→ What you need to do: Word for word and without images, reproduce the listing that follows.

→ Records for this exercise:
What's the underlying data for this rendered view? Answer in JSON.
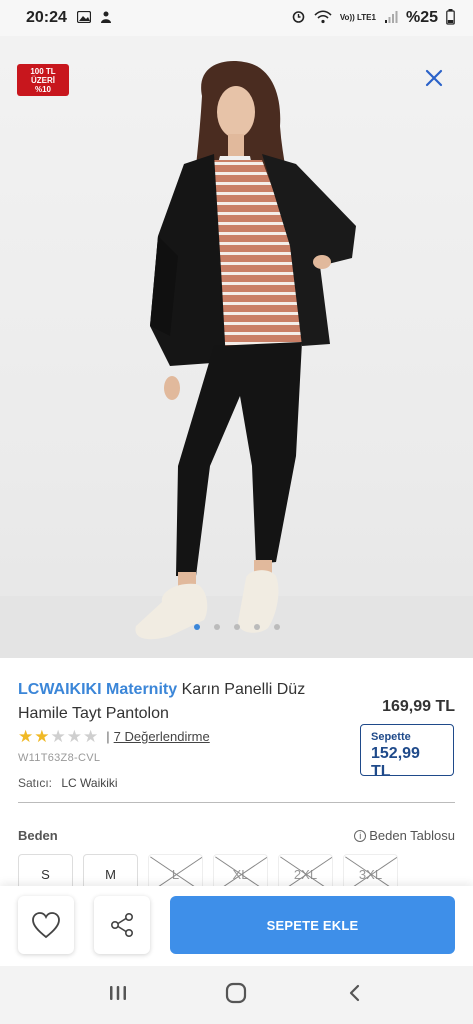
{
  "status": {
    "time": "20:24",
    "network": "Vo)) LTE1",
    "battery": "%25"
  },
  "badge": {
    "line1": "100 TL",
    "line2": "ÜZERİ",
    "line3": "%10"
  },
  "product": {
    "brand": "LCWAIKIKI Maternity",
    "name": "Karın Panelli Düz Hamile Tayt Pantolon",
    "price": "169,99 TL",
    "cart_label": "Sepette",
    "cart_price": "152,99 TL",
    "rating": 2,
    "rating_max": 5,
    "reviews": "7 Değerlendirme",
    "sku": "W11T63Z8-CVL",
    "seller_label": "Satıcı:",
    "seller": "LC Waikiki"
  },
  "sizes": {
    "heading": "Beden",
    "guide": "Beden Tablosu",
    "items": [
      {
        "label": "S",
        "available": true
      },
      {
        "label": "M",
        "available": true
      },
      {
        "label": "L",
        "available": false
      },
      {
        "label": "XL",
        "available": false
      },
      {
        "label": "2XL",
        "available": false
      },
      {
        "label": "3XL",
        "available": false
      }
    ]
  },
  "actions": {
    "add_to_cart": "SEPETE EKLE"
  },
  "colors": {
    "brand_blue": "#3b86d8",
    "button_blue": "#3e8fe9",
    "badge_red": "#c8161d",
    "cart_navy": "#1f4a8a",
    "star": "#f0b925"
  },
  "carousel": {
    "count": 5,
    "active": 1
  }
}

→ Task answer:
What's the underlying data for this rendered view? Answer in JSON.
{
  "status": {
    "time": "20:24",
    "network": "Vo)) LTE1",
    "battery": "%25"
  },
  "badge": {
    "line1": "100 TL",
    "line2": "ÜZERİ",
    "line3": "%10"
  },
  "product": {
    "brand": "LCWAIKIKI Maternity",
    "name": "Karın Panelli Düz Hamile Tayt Pantolon",
    "price": "169,99 TL",
    "cart_label": "Sepette",
    "cart_price": "152,99 TL",
    "rating": 2,
    "rating_max": 5,
    "reviews": "7 Değerlendirme",
    "sku": "W11T63Z8-CVL",
    "seller_label": "Satıcı:",
    "seller": "LC Waikiki"
  },
  "sizes": {
    "heading": "Beden",
    "guide": "Beden Tablosu",
    "items": [
      {
        "label": "S",
        "available": true
      },
      {
        "label": "M",
        "available": true
      },
      {
        "label": "L",
        "available": false
      },
      {
        "label": "XL",
        "available": false
      },
      {
        "label": "2XL",
        "available": false
      },
      {
        "label": "3XL",
        "available": false
      }
    ]
  },
  "actions": {
    "add_to_cart": "SEPETE EKLE"
  },
  "colors": {
    "brand_blue": "#3b86d8",
    "button_blue": "#3e8fe9",
    "badge_red": "#c8161d",
    "cart_navy": "#1f4a8a",
    "star": "#f0b925"
  },
  "carousel": {
    "count": 5,
    "active": 1
  }
}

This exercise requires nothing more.